Another benefit to having moles is that they eat insect larvae, which can be harmful to your sod and plants. Larval June beetles feed on grass roots which can kill your sodded yard. The small mammals also attack underground yellow jacket nests and resting areas for other wasps.
Signs of Moles In Yard
Since moles usually are hidden underground in their tunnels, you rarely see one. However, there are things to look for to determine if you may have a mole problem:
- Molehills, which can look like anthills, are usually the biggest indication. Like ants, as they tunnel, they get rid of the dirt. Moles are most active during the day. The mounds for the deeper tunnels or the runway mazes for the subsurface tunnels can seemingly spring up in a single day.
- Tunnels, which look like lines through your yard, can sometimes be seen, even though they are underground.
- Dead plants or grass can indicate if moles’ burrowing activity pushes the plants or grass up, damaging root systems.
Even if moles can do your aerating for you, many homeowners would prefer they stay on the golf course instead of in your grass. There are a variety of things you can do to reduce your risk of a mole infestation. Some suggestions to discourage moles from hanging out in your yard include:

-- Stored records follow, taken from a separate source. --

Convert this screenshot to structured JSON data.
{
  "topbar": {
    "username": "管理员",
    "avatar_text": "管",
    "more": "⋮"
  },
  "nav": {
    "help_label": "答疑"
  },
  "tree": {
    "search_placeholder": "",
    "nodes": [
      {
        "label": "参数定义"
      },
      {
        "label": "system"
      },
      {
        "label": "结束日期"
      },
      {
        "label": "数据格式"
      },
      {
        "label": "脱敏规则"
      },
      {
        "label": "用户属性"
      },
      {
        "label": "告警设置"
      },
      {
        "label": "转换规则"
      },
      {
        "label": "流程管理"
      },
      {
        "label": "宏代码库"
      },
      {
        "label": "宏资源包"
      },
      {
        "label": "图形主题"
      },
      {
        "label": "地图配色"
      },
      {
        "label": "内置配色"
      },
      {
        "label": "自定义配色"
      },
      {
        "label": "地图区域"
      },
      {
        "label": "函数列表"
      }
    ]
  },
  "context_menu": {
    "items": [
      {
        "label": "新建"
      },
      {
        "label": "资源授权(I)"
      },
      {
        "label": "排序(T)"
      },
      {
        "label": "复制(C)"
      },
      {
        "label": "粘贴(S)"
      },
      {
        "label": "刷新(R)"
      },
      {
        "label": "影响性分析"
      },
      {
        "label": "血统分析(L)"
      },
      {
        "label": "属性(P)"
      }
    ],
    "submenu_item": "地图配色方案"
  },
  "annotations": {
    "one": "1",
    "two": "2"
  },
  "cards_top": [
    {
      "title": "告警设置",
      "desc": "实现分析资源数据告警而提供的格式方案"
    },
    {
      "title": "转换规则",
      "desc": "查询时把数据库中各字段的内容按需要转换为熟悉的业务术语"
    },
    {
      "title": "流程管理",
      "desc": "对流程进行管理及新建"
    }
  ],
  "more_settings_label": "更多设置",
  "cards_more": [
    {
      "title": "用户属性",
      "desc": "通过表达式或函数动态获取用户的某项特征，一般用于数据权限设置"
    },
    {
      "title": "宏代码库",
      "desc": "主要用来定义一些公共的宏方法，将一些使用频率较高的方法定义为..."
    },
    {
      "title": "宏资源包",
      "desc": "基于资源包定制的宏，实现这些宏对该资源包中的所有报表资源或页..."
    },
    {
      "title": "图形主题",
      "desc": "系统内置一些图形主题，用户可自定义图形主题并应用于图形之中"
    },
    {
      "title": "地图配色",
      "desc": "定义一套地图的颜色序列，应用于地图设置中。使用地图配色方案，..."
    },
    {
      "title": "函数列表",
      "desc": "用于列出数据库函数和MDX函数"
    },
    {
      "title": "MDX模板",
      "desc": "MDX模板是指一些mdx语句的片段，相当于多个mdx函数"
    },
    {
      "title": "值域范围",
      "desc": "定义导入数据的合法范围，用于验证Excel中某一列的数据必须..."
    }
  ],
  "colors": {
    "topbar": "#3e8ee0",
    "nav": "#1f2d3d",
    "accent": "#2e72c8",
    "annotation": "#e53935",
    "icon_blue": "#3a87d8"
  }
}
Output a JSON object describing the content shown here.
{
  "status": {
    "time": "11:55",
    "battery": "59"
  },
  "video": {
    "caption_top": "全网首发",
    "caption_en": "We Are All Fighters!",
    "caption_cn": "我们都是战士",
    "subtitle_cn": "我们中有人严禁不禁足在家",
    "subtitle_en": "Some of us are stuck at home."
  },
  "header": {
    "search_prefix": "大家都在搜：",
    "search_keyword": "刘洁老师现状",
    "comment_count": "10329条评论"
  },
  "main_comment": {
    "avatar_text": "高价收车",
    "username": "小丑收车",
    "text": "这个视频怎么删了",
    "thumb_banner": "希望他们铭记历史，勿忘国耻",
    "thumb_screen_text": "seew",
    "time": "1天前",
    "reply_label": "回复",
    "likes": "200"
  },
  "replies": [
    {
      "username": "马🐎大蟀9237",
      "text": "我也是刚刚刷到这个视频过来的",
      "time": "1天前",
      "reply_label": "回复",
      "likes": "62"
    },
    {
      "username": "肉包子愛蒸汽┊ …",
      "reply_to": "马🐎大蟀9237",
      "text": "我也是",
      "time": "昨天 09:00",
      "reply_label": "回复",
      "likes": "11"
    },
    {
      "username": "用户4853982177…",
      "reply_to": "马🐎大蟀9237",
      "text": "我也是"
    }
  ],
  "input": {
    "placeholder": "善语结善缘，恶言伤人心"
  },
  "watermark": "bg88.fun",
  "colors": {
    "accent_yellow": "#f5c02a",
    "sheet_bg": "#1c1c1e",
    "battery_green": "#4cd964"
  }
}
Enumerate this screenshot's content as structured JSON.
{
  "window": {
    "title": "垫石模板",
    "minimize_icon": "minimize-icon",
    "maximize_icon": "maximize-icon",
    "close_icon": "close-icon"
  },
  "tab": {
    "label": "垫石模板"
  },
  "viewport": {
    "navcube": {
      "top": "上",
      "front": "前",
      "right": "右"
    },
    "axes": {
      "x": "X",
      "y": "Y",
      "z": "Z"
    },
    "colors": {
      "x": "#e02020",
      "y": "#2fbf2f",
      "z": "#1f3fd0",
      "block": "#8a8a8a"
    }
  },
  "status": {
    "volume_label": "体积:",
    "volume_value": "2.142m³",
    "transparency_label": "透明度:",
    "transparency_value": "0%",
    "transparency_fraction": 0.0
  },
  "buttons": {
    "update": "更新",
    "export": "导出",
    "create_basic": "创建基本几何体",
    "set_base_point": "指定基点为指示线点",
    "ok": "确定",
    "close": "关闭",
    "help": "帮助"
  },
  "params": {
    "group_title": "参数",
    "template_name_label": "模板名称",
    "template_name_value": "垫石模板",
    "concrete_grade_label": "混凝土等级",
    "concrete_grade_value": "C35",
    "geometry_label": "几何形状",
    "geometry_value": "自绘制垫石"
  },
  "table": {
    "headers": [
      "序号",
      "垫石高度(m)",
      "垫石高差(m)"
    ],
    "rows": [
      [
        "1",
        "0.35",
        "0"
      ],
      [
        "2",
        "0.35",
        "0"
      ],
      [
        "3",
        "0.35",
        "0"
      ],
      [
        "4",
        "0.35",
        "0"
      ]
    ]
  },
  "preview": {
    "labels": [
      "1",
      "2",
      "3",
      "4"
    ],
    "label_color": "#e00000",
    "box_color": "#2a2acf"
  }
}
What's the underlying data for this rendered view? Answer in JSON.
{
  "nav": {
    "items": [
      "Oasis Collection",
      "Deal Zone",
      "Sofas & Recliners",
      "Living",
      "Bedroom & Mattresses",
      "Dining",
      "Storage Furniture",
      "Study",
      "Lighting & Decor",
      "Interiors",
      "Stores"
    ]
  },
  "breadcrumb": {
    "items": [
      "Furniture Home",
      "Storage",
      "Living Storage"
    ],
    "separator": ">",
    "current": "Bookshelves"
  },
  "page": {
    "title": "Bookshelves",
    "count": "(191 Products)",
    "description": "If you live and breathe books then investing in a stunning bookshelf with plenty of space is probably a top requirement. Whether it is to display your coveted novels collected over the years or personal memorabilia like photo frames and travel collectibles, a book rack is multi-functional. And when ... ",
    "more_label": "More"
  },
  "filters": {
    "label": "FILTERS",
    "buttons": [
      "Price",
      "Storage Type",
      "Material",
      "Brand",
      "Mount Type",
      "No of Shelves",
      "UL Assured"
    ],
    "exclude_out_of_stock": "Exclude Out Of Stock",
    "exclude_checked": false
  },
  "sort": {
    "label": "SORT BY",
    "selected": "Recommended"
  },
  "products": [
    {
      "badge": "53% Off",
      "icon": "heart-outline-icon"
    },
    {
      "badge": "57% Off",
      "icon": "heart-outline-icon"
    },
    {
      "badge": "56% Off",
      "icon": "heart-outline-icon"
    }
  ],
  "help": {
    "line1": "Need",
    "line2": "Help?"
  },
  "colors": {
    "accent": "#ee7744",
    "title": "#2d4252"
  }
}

- Reducing moisture in the soil can help rid the area of unwanted moles since the grubs and earthworms that moles are searching for in your soil are drawn to wet conditions.
- Using insecticides to kill a mole’s natural food source can deter them from residence in your yard. One downside of this approach is that earthworms are suitable for your yard, so getting rid of earthworms may do more harm than good. You may also risk making the mole damage worse as these burrowing creatures continue to search for food before leaving the area.
- Installing garden barriers planted to a depth of 12 inches can prevent moles from tunneling into your yard or garden.
How To Get Rid of Moles
Before you play whack-a-mole in real life, you can try several DIY methods to remove moles from your property. Some of the more common methods include live capture, cultural control, and repellents.
The most straightforward method to remove these animals from your yard is to trap them and humanely relocate them elsewhere. The best way to do this is to dig a hole and place 3-pound coffee cans under and even with an active runway to lure the moles in. Wear gloves so that you don’t leave your scent behind. If you skip this step, the moles will avoid the area.
As described above, you can plant aluminum sheeting or ¼-inch mesh galvanized hardware cloth to a depth of 12-30 inches while allowing for six inches above the ground to prevent moles from tunneling into your yard or garden.
Some homeowners use castor bean oil-based repellents to keep moles away. These are often expensive, however, and need to be reapplied after heavy rain. Other more potent insecticides exist, some only available to commercial pest control companies. Some homeowners attempt fumigation, but this method is not always successful and can pose other risks to wildlife in your yard.
ABC Can Help You Get Rid of Moles
One of the reasons getting rid of moles and other burrowing creatures is so tricky is that these animals are masters at hiding and digging and spend most of their time underground. Trapping and special repellents are some of the most successful methods of removing these destructive creatures, but many homeowners find these techniques more complex and less successful than they hope. The pest control experts at ABC Home & Commercial Services have decades of experience working to rid Texas homes and yards of any pests. Homeowners can schedule a time to inspect their homes, assess their problems and recommend solutions. With ABC’s help, you won’t have to worry about moles or any other creatures ruining all the hard work you have put into your yard or garden.